What you should do: In the copy, include no images, and repeat each entry precisely as written.

┌─ Excerpted records

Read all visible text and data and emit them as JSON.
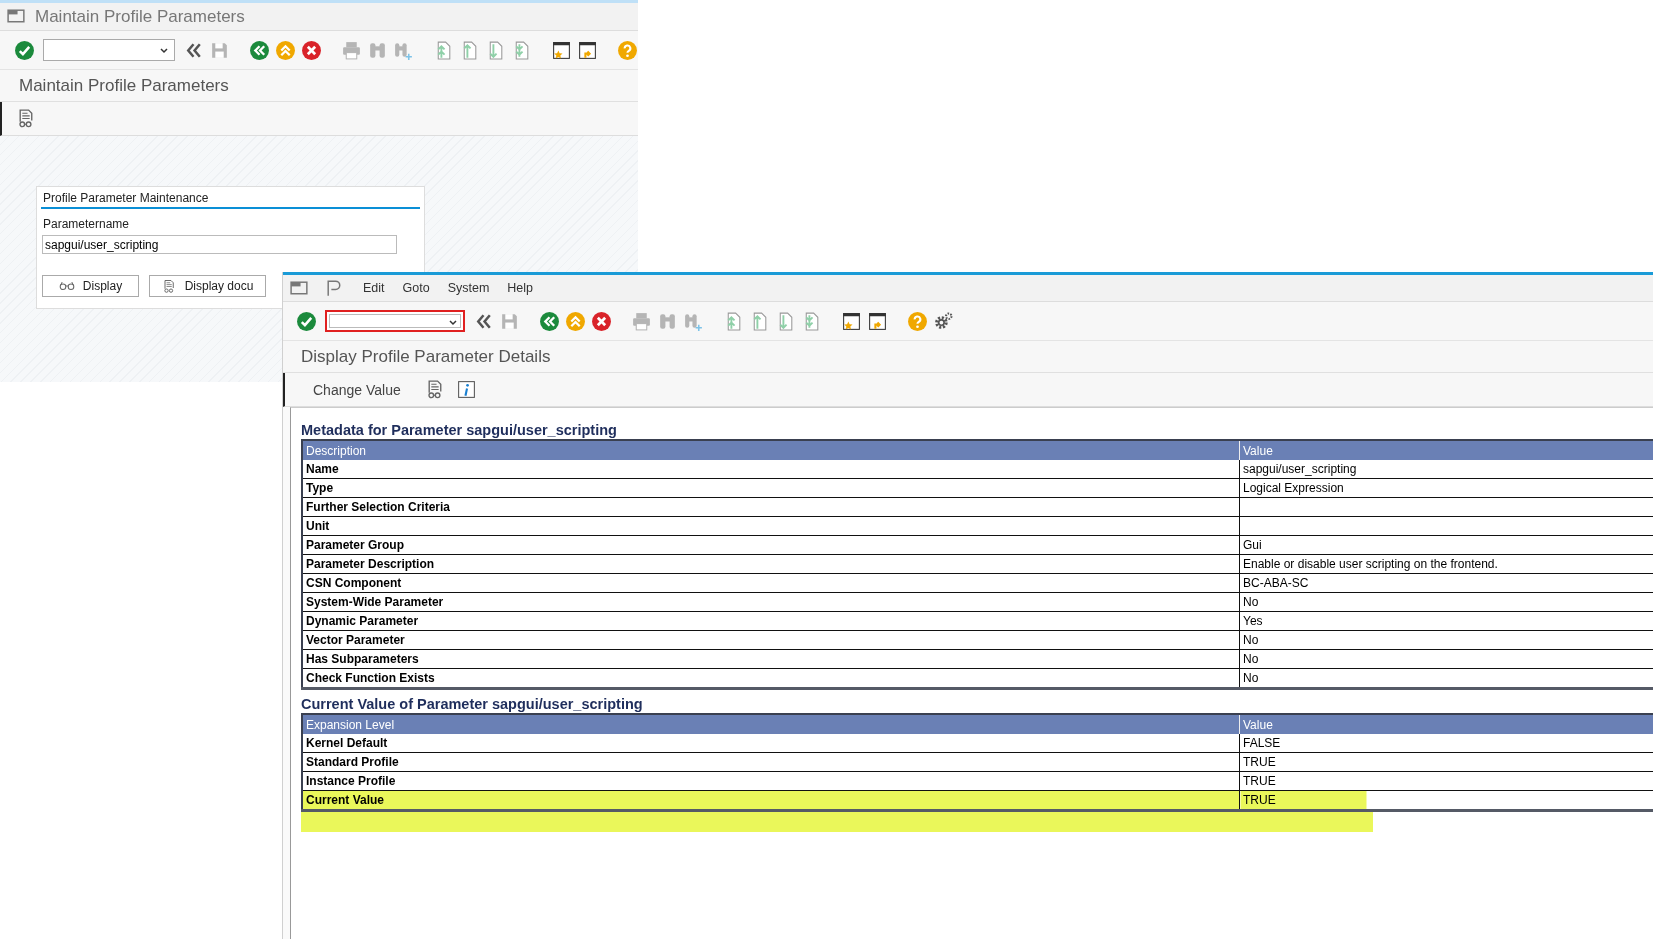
{
  "back_window": {
    "title": "Maintain Profile Parameters",
    "command_field": {
      "focused": false
    },
    "toolbar": [
      {
        "kind": "enter",
        "disabled": false
      },
      {
        "kind": "hide",
        "disabled": false
      },
      {
        "kind": "save",
        "disabled": true
      },
      {
        "kind": "back",
        "disabled": false
      },
      {
        "kind": "exit",
        "disabled": false
      },
      {
        "kind": "cancel",
        "disabled": false
      },
      {
        "kind": "print",
        "disabled": true
      },
      {
        "kind": "find",
        "disabled": true
      },
      {
        "kind": "find-next",
        "disabled": true
      },
      {
        "kind": "first",
        "disabled": true
      },
      {
        "kind": "prev",
        "disabled": true
      },
      {
        "kind": "next",
        "disabled": true
      },
      {
        "kind": "last",
        "disabled": true
      },
      {
        "kind": "new-session",
        "disabled": false
      },
      {
        "kind": "shortcut",
        "disabled": false
      },
      {
        "kind": "help",
        "disabled": false
      }
    ],
    "screen_title": "Maintain Profile Parameters",
    "group": {
      "title": "Profile Parameter Maintenance",
      "field_label": "Parametername",
      "field_value": "sapgui/user_scripting",
      "buttons": [
        {
          "kind": "display",
          "label": "Display"
        },
        {
          "kind": "docu",
          "label": "Display docu"
        }
      ]
    }
  },
  "front_window": {
    "menu": [
      "Edit",
      "Goto",
      "System",
      "Help"
    ],
    "command_field": {
      "focused": true
    },
    "toolbar": [
      {
        "kind": "enter",
        "disabled": false
      },
      {
        "kind": "hide",
        "disabled": false
      },
      {
        "kind": "save",
        "disabled": true
      },
      {
        "kind": "back",
        "disabled": false
      },
      {
        "kind": "exit",
        "disabled": false
      },
      {
        "kind": "cancel",
        "disabled": false
      },
      {
        "kind": "print",
        "disabled": true
      },
      {
        "kind": "find",
        "disabled": true
      },
      {
        "kind": "find-next",
        "disabled": true
      },
      {
        "kind": "first",
        "disabled": true
      },
      {
        "kind": "prev",
        "disabled": true
      },
      {
        "kind": "next",
        "disabled": true
      },
      {
        "kind": "last",
        "disabled": true
      },
      {
        "kind": "new-session",
        "disabled": false
      },
      {
        "kind": "shortcut",
        "disabled": false
      },
      {
        "kind": "help",
        "disabled": false
      },
      {
        "kind": "settings",
        "disabled": false
      }
    ],
    "screen_title": "Display Profile Parameter Details",
    "app_toolbar": [
      "Change Value"
    ],
    "sections": [
      {
        "title": "Metadata for Parameter sapgui/user_scripting",
        "columns": [
          "Description",
          "Value"
        ],
        "rows": [
          {
            "label": "Name",
            "value": "sapgui/user_scripting",
            "highlighted": false
          },
          {
            "label": "Type",
            "value": "Logical Expression",
            "highlighted": false
          },
          {
            "label": "Further Selection Criteria",
            "highlighted": false
          },
          {
            "label": "Unit",
            "highlighted": false
          },
          {
            "label": "Parameter Group",
            "value": "Gui",
            "highlighted": false
          },
          {
            "label": "Parameter Description",
            "value": "Enable or disable user scripting on the frontend.",
            "highlighted": false
          },
          {
            "label": "CSN Component",
            "value": "BC-ABA-SC",
            "highlighted": false
          },
          {
            "label": "System-Wide Parameter",
            "value": "No",
            "highlighted": false
          },
          {
            "label": "Dynamic Parameter",
            "value": "Yes",
            "highlighted": false
          },
          {
            "label": "Vector Parameter",
            "value": "No",
            "highlighted": false
          },
          {
            "label": "Has Subparameters",
            "value": "No",
            "highlighted": false
          },
          {
            "label": "Check Function Exists",
            "value": "No",
            "highlighted": false
          }
        ]
      },
      {
        "title": "Current Value of Parameter sapgui/user_scripting",
        "columns": [
          "Expansion Level",
          "Value"
        ],
        "rows": [
          {
            "label": "Kernel Default",
            "value": "FALSE",
            "highlighted": false
          },
          {
            "label": "Standard Profile",
            "value": "TRUE",
            "highlighted": false
          },
          {
            "label": "Instance Profile",
            "value": "TRUE",
            "highlighted": false
          },
          {
            "label": "Current Value",
            "value": "TRUE",
            "highlighted": true
          }
        ]
      }
    ]
  }
}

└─

Answer to this problem:
Read all visible text and data and emit them as JSON.
{
  "back_window": {
    "title": "Maintain Profile Parameters",
    "command_field": {
      "focused": false
    },
    "toolbar": [
      {
        "kind": "enter",
        "disabled": false
      },
      {
        "kind": "hide",
        "disabled": false
      },
      {
        "kind": "save",
        "disabled": true
      },
      {
        "kind": "back",
        "disabled": false
      },
      {
        "kind": "exit",
        "disabled": false
      },
      {
        "kind": "cancel",
        "disabled": false
      },
      {
        "kind": "print",
        "disabled": true
      },
      {
        "kind": "find",
        "disabled": true
      },
      {
        "kind": "find-next",
        "disabled": true
      },
      {
        "kind": "first",
        "disabled": true
      },
      {
        "kind": "prev",
        "disabled": true
      },
      {
        "kind": "next",
        "disabled": true
      },
      {
        "kind": "last",
        "disabled": true
      },
      {
        "kind": "new-session",
        "disabled": false
      },
      {
        "kind": "shortcut",
        "disabled": false
      },
      {
        "kind": "help",
        "disabled": false
      }
    ],
    "screen_title": "Maintain Profile Parameters",
    "group": {
      "title": "Profile Parameter Maintenance",
      "field_label": "Parametername",
      "field_value": "sapgui/user_scripting",
      "buttons": [
        {
          "kind": "display",
          "label": "Display"
        },
        {
          "kind": "docu",
          "label": "Display docu"
        }
      ]
    }
  },
  "front_window": {
    "menu": [
      "Edit",
      "Goto",
      "System",
      "Help"
    ],
    "command_field": {
      "focused": true
    },
    "toolbar": [
      {
        "kind": "enter",
        "disabled": false
      },
      {
        "kind": "hide",
        "disabled": false
      },
      {
        "kind": "save",
        "disabled": true
      },
      {
        "kind": "back",
        "disabled": false
      },
      {
        "kind": "exit",
        "disabled": false
      },
      {
        "kind": "cancel",
        "disabled": false
      },
      {
        "kind": "print",
        "disabled": true
      },
      {
        "kind": "find",
        "disabled": true
      },
      {
        "kind": "find-next",
        "disabled": true
      },
      {
        "kind": "first",
        "disabled": true
      },
      {
        "kind": "prev",
        "disabled": true
      },
      {
        "kind": "next",
        "disabled": true
      },
      {
        "kind": "last",
        "disabled": true
      },
      {
        "kind": "new-session",
        "disabled": false
      },
      {
        "kind": "shortcut",
        "disabled": false
      },
      {
        "kind": "help",
        "disabled": false
      },
      {
        "kind": "settings",
        "disabled": false
      }
    ],
    "screen_title": "Display Profile Parameter Details",
    "app_toolbar": [
      "Change Value"
    ],
    "sections": [
      {
        "title": "Metadata for Parameter sapgui/user_scripting",
        "columns": [
          "Description",
          "Value"
        ],
        "rows": [
          {
            "label": "Name",
            "value": "sapgui/user_scripting",
            "highlighted": false
          },
          {
            "label": "Type",
            "value": "Logical Expression",
            "highlighted": false
          },
          {
            "label": "Further Selection Criteria",
            "highlighted": false
          },
          {
            "label": "Unit",
            "highlighted": false
          },
          {
            "label": "Parameter Group",
            "value": "Gui",
            "highlighted": false
          },
          {
            "label": "Parameter Description",
            "value": "Enable or disable user scripting on the frontend.",
            "highlighted": false
          },
          {
            "label": "CSN Component",
            "value": "BC-ABA-SC",
            "highlighted": false
          },
          {
            "label": "System-Wide Parameter",
            "value": "No",
            "highlighted": false
          },
          {
            "label": "Dynamic Parameter",
            "value": "Yes",
            "highlighted": false
          },
          {
            "label": "Vector Parameter",
            "value": "No",
            "highlighted": false
          },
          {
            "label": "Has Subparameters",
            "value": "No",
            "highlighted": false
          },
          {
            "label": "Check Function Exists",
            "value": "No",
            "highlighted": false
          }
        ]
      },
      {
        "title": "Current Value of Parameter sapgui/user_scripting",
        "columns": [
          "Expansion Level",
          "Value"
        ],
        "rows": [
          {
            "label": "Kernel Default",
            "value": "FALSE",
            "highlighted": false
          },
          {
            "label": "Standard Profile",
            "value": "TRUE",
            "highlighted": false
          },
          {
            "label": "Instance Profile",
            "value": "TRUE",
            "highlighted": false
          },
          {
            "label": "Current Value",
            "value": "TRUE",
            "highlighted": true
          }
        ]
      }
    ]
  }
}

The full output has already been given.